Editing a text belongs to the oldest of scholarly activities, since scholarship functions not only through the modality of transmission by memorization, but also by writing down and publishing ideas, traditions and useful texts. This was the activity of ancient libraries, which were privileged centres of learning, teaching and research, academies comparable to modern universities and research centres. The ﬁrst edition of Homer’s verse in the Alexandrian library offered clear-cut criteria to scholarship in deﬁning what is an author’s reading and what can be deemed spurious text. The same or similar criteria were adopted when producing the Christian edition of the Bible in Origen’s Hexapla and in editions made in Christian medieval centres like abbeys, monasteries and church libraries. The humanist renaissance of ancient literature was nothing but a philological movement of editing and translating texts and commenting on them. Finally, German enlightened research on Greek, Roman, and subsequently “Oriental” literature started by putting together criteria and rules to render ancient texts readable for contemporary audiences.

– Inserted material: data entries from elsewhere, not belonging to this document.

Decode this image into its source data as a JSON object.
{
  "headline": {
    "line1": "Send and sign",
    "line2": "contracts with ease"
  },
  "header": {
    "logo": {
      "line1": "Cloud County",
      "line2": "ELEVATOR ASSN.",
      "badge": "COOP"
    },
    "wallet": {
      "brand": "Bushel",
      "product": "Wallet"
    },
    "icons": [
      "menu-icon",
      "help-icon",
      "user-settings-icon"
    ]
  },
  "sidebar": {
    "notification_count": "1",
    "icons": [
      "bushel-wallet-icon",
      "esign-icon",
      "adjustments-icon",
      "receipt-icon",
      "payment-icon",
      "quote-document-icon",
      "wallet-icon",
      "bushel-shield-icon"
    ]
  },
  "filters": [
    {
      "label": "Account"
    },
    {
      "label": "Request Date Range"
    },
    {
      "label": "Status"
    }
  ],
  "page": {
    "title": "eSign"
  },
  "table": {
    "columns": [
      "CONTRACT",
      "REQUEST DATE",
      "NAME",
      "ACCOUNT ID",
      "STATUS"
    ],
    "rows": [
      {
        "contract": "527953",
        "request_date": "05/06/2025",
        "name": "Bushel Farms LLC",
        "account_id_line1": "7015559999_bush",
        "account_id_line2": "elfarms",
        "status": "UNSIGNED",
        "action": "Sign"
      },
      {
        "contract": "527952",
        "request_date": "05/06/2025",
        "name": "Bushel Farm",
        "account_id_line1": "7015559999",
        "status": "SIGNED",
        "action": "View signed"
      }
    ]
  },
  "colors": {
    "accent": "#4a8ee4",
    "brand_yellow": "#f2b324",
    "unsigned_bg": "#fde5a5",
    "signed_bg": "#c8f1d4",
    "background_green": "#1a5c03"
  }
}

Giuseppe Veltri, “From The Best Text To The Pragmatic Edition: On Editing Rabbinic Texts”, in The New Testament and Rabbinic Literature, eds. Reimund Bieringer, Florentino García Martínez, Didier Pollefeyt, Peter Tomson (Leiden & Boston: Brill, 2010), 63.